- **TASK INSTRUCTIONS**: Look through the entries below. Say how many lines include "kind", with nothing added.

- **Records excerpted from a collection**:
=== Begin Enclosure ===
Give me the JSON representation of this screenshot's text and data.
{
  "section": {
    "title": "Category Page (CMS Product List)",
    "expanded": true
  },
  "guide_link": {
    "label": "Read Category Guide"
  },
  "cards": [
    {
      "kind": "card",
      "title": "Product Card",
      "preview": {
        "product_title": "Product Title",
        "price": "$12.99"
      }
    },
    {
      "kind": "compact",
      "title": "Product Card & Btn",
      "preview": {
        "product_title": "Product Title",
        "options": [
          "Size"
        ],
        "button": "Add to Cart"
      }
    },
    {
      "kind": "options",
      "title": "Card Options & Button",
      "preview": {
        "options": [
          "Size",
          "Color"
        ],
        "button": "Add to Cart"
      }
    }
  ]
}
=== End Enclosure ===
- **RESPONSE**: 3